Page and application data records

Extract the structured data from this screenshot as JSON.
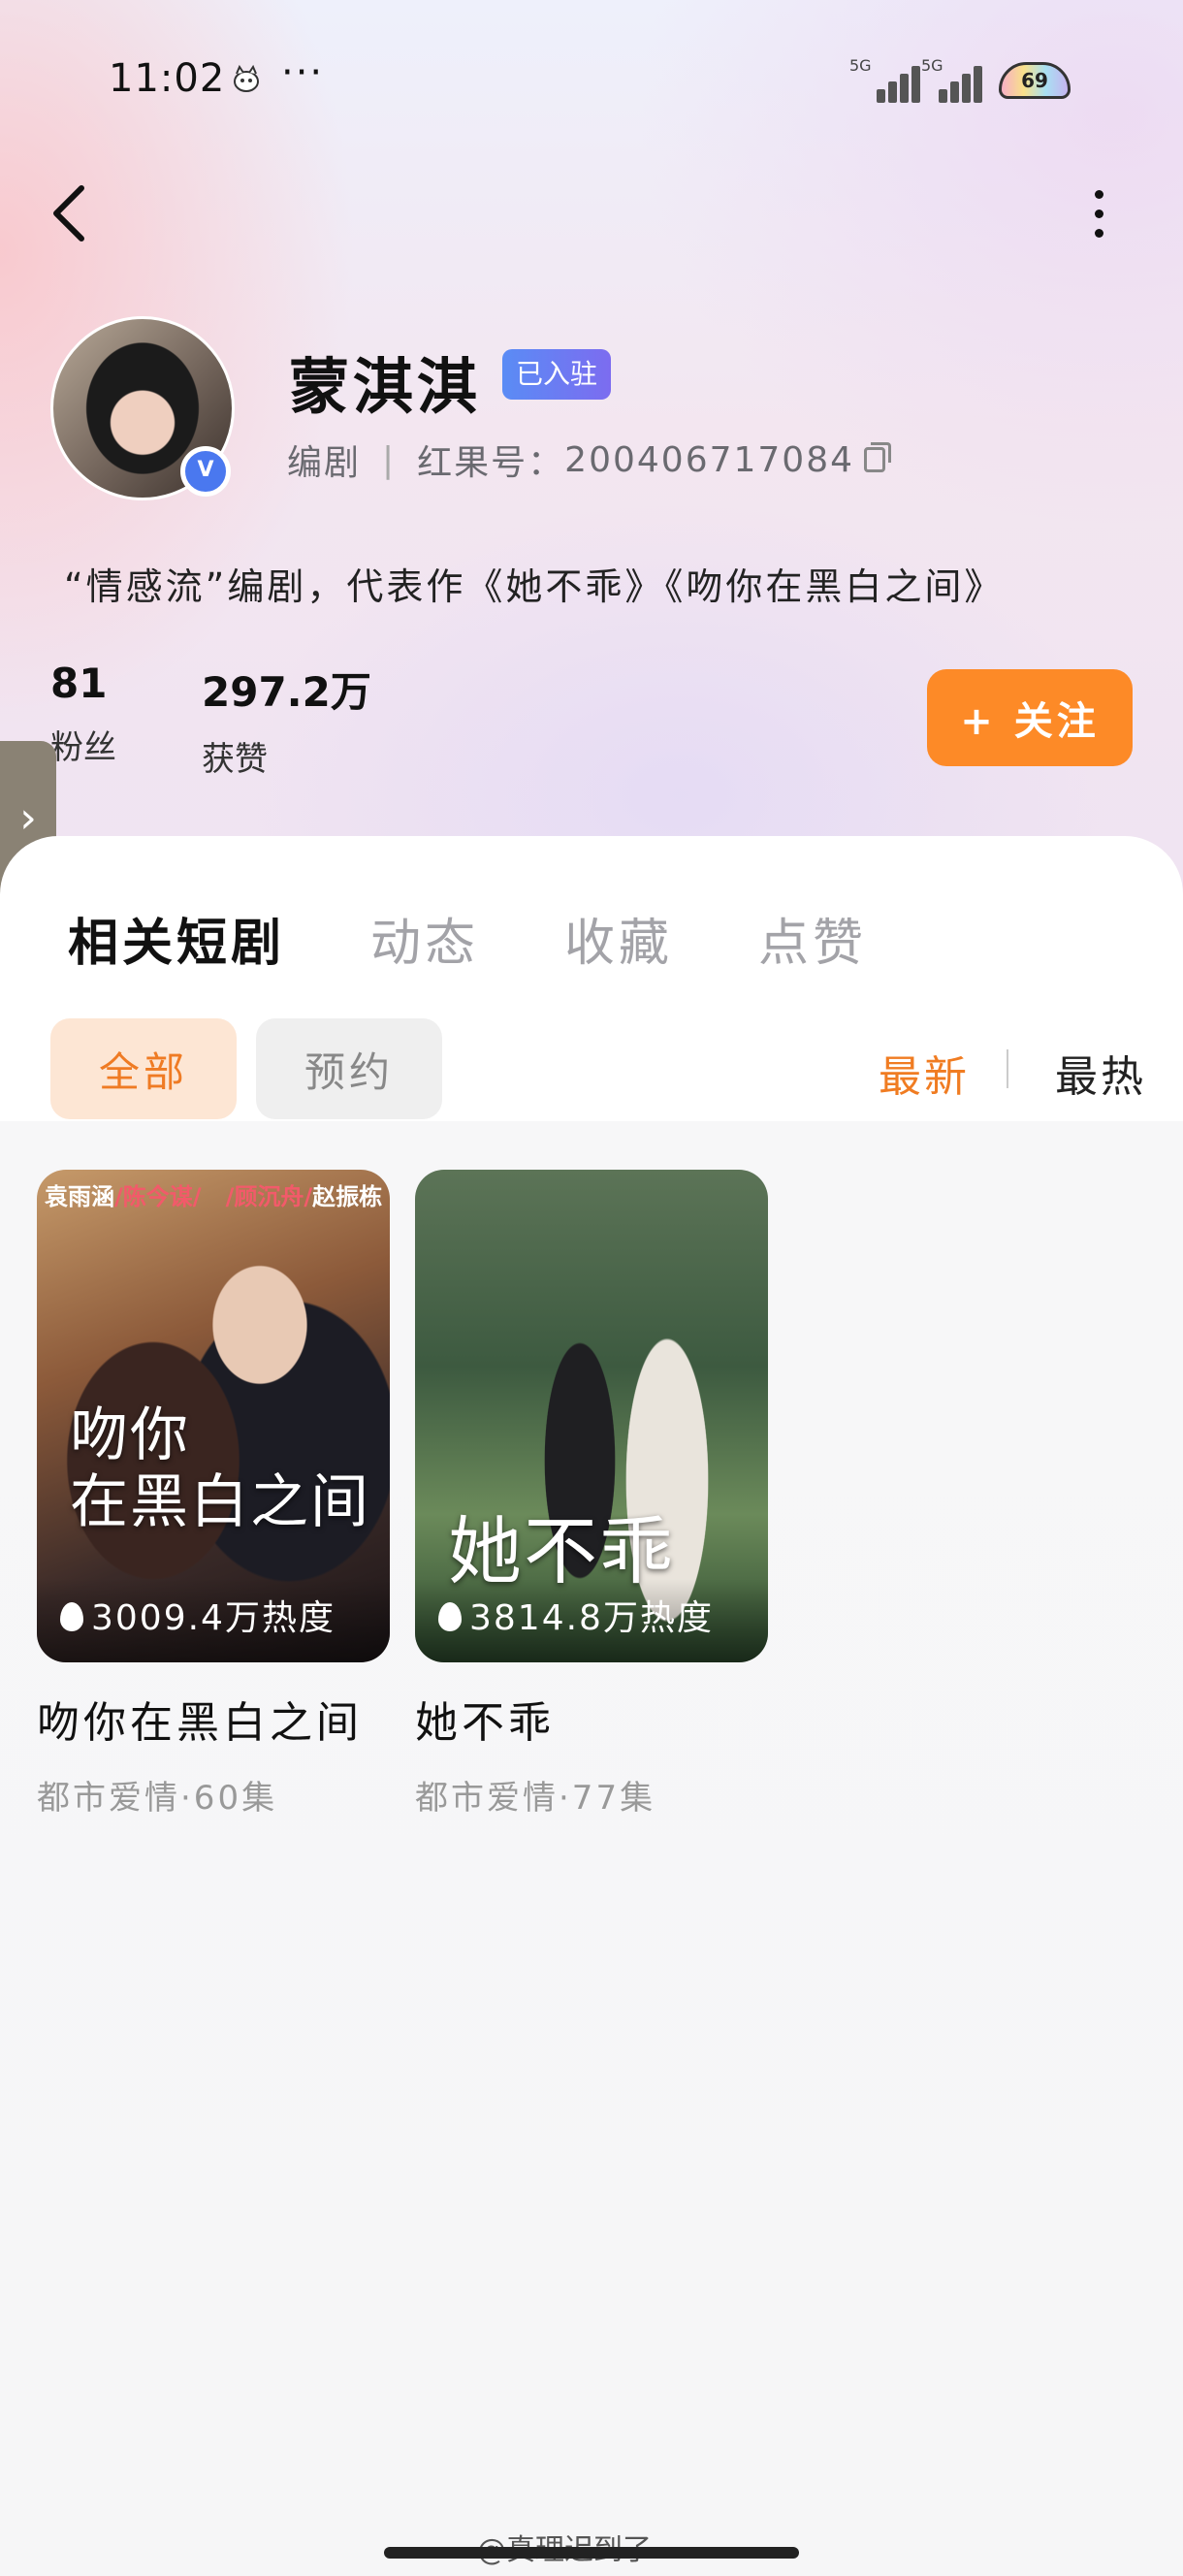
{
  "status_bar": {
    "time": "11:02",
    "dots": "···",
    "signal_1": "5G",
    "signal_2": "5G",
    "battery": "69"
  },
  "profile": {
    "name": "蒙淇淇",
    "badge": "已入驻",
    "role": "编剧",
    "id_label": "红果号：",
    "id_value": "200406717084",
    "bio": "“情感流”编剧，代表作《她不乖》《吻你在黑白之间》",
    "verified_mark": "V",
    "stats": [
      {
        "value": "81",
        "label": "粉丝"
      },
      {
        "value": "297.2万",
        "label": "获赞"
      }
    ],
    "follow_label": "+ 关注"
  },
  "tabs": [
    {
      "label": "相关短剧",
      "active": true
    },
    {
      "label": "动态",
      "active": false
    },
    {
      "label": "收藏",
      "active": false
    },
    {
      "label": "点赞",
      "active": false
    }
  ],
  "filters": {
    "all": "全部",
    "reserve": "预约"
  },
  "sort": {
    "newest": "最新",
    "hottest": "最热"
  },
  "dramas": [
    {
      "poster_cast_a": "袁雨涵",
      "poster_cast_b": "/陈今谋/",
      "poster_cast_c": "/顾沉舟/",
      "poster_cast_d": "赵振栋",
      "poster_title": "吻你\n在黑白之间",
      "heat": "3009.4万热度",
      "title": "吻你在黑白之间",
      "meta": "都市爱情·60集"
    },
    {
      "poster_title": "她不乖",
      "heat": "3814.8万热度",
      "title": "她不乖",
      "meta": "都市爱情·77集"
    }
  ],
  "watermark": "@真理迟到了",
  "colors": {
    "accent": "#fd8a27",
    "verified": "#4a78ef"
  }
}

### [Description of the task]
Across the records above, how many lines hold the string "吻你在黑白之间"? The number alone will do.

### [Task answer]
2